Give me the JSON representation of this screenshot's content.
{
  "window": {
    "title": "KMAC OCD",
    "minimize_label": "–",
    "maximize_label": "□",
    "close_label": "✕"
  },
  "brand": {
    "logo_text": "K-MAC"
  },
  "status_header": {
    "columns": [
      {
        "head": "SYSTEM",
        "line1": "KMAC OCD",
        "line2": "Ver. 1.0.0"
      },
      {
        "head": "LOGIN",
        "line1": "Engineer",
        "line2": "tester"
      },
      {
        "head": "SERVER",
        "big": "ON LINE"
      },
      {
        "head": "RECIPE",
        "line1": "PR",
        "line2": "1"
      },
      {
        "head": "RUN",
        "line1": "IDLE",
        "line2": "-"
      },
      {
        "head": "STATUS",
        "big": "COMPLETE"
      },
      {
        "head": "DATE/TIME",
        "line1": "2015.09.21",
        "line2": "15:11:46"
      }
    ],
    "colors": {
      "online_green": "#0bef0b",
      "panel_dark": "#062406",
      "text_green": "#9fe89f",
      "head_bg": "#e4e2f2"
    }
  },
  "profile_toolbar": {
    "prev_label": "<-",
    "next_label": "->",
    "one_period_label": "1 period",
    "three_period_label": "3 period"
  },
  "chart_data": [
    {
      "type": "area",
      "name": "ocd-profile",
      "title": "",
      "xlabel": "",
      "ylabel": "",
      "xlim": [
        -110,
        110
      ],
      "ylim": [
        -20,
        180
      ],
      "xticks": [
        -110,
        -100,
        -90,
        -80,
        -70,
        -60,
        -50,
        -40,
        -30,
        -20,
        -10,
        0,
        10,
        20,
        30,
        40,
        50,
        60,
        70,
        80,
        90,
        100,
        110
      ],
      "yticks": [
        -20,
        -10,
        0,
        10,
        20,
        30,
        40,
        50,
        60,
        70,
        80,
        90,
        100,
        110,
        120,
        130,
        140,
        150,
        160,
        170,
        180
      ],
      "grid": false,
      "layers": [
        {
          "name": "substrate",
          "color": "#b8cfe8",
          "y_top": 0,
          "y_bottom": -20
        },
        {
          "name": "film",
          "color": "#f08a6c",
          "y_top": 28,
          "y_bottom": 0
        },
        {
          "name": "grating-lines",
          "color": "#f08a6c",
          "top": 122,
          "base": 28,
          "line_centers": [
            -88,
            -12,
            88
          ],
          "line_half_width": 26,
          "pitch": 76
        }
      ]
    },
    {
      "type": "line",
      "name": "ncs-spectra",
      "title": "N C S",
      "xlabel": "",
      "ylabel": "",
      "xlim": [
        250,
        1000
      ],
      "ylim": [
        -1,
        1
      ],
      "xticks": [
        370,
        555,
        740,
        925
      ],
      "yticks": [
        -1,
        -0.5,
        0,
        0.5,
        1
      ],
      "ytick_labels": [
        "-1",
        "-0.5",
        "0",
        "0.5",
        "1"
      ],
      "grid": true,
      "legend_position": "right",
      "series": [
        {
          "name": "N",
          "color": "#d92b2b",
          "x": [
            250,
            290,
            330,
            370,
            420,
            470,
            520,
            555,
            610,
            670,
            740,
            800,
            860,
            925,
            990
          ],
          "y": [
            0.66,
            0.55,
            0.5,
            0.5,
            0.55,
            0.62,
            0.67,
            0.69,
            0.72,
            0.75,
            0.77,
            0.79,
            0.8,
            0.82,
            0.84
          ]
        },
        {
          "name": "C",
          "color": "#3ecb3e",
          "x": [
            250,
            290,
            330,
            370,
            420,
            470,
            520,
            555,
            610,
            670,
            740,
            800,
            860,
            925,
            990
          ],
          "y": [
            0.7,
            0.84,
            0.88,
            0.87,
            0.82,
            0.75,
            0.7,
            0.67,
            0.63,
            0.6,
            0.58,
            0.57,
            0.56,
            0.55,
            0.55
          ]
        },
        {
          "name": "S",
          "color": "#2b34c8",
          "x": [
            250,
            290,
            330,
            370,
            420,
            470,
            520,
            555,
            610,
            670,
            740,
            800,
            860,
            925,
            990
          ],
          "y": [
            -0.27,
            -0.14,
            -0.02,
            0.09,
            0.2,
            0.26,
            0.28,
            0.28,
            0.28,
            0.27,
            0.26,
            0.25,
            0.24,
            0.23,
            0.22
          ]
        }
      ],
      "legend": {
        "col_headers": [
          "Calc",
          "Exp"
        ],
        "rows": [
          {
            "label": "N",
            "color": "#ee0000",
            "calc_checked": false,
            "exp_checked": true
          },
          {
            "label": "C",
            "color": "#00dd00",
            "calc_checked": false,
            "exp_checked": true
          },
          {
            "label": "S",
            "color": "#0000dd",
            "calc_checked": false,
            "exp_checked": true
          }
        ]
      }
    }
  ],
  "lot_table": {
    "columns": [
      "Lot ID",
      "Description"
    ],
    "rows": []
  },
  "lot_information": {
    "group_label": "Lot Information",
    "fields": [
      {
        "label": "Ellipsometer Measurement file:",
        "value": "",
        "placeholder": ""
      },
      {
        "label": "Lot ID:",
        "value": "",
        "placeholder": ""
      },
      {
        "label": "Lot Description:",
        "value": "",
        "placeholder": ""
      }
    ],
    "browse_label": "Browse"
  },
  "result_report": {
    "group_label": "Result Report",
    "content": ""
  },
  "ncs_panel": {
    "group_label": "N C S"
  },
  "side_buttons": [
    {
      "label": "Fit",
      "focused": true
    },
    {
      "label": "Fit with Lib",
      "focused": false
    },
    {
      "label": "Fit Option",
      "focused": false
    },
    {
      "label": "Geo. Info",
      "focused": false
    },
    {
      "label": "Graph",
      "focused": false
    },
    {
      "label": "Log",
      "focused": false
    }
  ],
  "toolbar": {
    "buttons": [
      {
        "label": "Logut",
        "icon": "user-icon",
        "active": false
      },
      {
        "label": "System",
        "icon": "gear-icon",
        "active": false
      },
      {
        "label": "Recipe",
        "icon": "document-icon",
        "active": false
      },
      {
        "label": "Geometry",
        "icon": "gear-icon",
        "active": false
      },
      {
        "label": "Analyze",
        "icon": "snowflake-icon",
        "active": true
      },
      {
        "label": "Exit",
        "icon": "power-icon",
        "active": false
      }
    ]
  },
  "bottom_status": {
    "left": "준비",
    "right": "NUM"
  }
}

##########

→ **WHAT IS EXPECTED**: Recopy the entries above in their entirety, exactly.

→ **RESULT OF THE TASK**:
Give me the JSON representation of this screenshot's content.
{
  "window": {
    "title": "KMAC OCD",
    "minimize_label": "–",
    "maximize_label": "□",
    "close_label": "✕"
  },
  "brand": {
    "logo_text": "K-MAC"
  },
  "status_header": {
    "columns": [
      {
        "head": "SYSTEM",
        "line1": "KMAC OCD",
        "line2": "Ver. 1.0.0"
      },
      {
        "head": "LOGIN",
        "line1": "Engineer",
        "line2": "tester"
      },
      {
        "head": "SERVER",
        "big": "ON LINE"
      },
      {
        "head": "RECIPE",
        "line1": "PR",
        "line2": "1"
      },
      {
        "head": "RUN",
        "line1": "IDLE",
        "line2": "-"
      },
      {
        "head": "STATUS",
        "big": "COMPLETE"
      },
      {
        "head": "DATE/TIME",
        "line1": "2015.09.21",
        "line2": "15:11:46"
      }
    ],
    "colors": {
      "online_green": "#0bef0b",
      "panel_dark": "#062406",
      "text_green": "#9fe89f",
      "head_bg": "#e4e2f2"
    }
  },
  "profile_toolbar": {
    "prev_label": "<-",
    "next_label": "->",
    "one_period_label": "1 period",
    "three_period_label": "3 period"
  },
  "chart_data": [
    {
      "type": "area",
      "name": "ocd-profile",
      "title": "",
      "xlabel": "",
      "ylabel": "",
      "xlim": [
        -110,
        110
      ],
      "ylim": [
        -20,
        180
      ],
      "xticks": [
        -110,
        -100,
        -90,
        -80,
        -70,
        -60,
        -50,
        -40,
        -30,
        -20,
        -10,
        0,
        10,
        20,
        30,
        40,
        50,
        60,
        70,
        80,
        90,
        100,
        110
      ],
      "yticks": [
        -20,
        -10,
        0,
        10,
        20,
        30,
        40,
        50,
        60,
        70,
        80,
        90,
        100,
        110,
        120,
        130,
        140,
        150,
        160,
        170,
        180
      ],
      "grid": false,
      "layers": [
        {
          "name": "substrate",
          "color": "#b8cfe8",
          "y_top": 0,
          "y_bottom": -20
        },
        {
          "name": "film",
          "color": "#f08a6c",
          "y_top": 28,
          "y_bottom": 0
        },
        {
          "name": "grating-lines",
          "color": "#f08a6c",
          "top": 122,
          "base": 28,
          "line_centers": [
            -88,
            -12,
            88
          ],
          "line_half_width": 26,
          "pitch": 76
        }
      ]
    },
    {
      "type": "line",
      "name": "ncs-spectra",
      "title": "N C S",
      "xlabel": "",
      "ylabel": "",
      "xlim": [
        250,
        1000
      ],
      "ylim": [
        -1,
        1
      ],
      "xticks": [
        370,
        555,
        740,
        925
      ],
      "yticks": [
        -1,
        -0.5,
        0,
        0.5,
        1
      ],
      "ytick_labels": [
        "-1",
        "-0.5",
        "0",
        "0.5",
        "1"
      ],
      "grid": true,
      "legend_position": "right",
      "series": [
        {
          "name": "N",
          "color": "#d92b2b",
          "x": [
            250,
            290,
            330,
            370,
            420,
            470,
            520,
            555,
            610,
            670,
            740,
            800,
            860,
            925,
            990
          ],
          "y": [
            0.66,
            0.55,
            0.5,
            0.5,
            0.55,
            0.62,
            0.67,
            0.69,
            0.72,
            0.75,
            0.77,
            0.79,
            0.8,
            0.82,
            0.84
          ]
        },
        {
          "name": "C",
          "color": "#3ecb3e",
          "x": [
            250,
            290,
            330,
            370,
            420,
            470,
            520,
            555,
            610,
            670,
            740,
            800,
            860,
            925,
            990
          ],
          "y": [
            0.7,
            0.84,
            0.88,
            0.87,
            0.82,
            0.75,
            0.7,
            0.67,
            0.63,
            0.6,
            0.58,
            0.57,
            0.56,
            0.55,
            0.55
          ]
        },
        {
          "name": "S",
          "color": "#2b34c8",
          "x": [
            250,
            290,
            330,
            370,
            420,
            470,
            520,
            555,
            610,
            670,
            740,
            800,
            860,
            925,
            990
          ],
          "y": [
            -0.27,
            -0.14,
            -0.02,
            0.09,
            0.2,
            0.26,
            0.28,
            0.28,
            0.28,
            0.27,
            0.26,
            0.25,
            0.24,
            0.23,
            0.22
          ]
        }
      ],
      "legend": {
        "col_headers": [
          "Calc",
          "Exp"
        ],
        "rows": [
          {
            "label": "N",
            "color": "#ee0000",
            "calc_checked": false,
            "exp_checked": true
          },
          {
            "label": "C",
            "color": "#00dd00",
            "calc_checked": false,
            "exp_checked": true
          },
          {
            "label": "S",
            "color": "#0000dd",
            "calc_checked": false,
            "exp_checked": true
          }
        ]
      }
    }
  ],
  "lot_table": {
    "columns": [
      "Lot ID",
      "Description"
    ],
    "rows": []
  },
  "lot_information": {
    "group_label": "Lot Information",
    "fields": [
      {
        "label": "Ellipsometer Measurement file:",
        "value": "",
        "placeholder": ""
      },
      {
        "label": "Lot ID:",
        "value": "",
        "placeholder": ""
      },
      {
        "label": "Lot Description:",
        "value": "",
        "placeholder": ""
      }
    ],
    "browse_label": "Browse"
  },
  "result_report": {
    "group_label": "Result Report",
    "content": ""
  },
  "ncs_panel": {
    "group_label": "N C S"
  },
  "side_buttons": [
    {
      "label": "Fit",
      "focused": true
    },
    {
      "label": "Fit with Lib",
      "focused": false
    },
    {
      "label": "Fit Option",
      "focused": false
    },
    {
      "label": "Geo. Info",
      "focused": false
    },
    {
      "label": "Graph",
      "focused": false
    },
    {
      "label": "Log",
      "focused": false
    }
  ],
  "toolbar": {
    "buttons": [
      {
        "label": "Logut",
        "icon": "user-icon",
        "active": false
      },
      {
        "label": "System",
        "icon": "gear-icon",
        "active": false
      },
      {
        "label": "Recipe",
        "icon": "document-icon",
        "active": false
      },
      {
        "label": "Geometry",
        "icon": "gear-icon",
        "active": false
      },
      {
        "label": "Analyze",
        "icon": "snowflake-icon",
        "active": true
      },
      {
        "label": "Exit",
        "icon": "power-icon",
        "active": false
      }
    ]
  },
  "bottom_status": {
    "left": "준비",
    "right": "NUM"
  }
}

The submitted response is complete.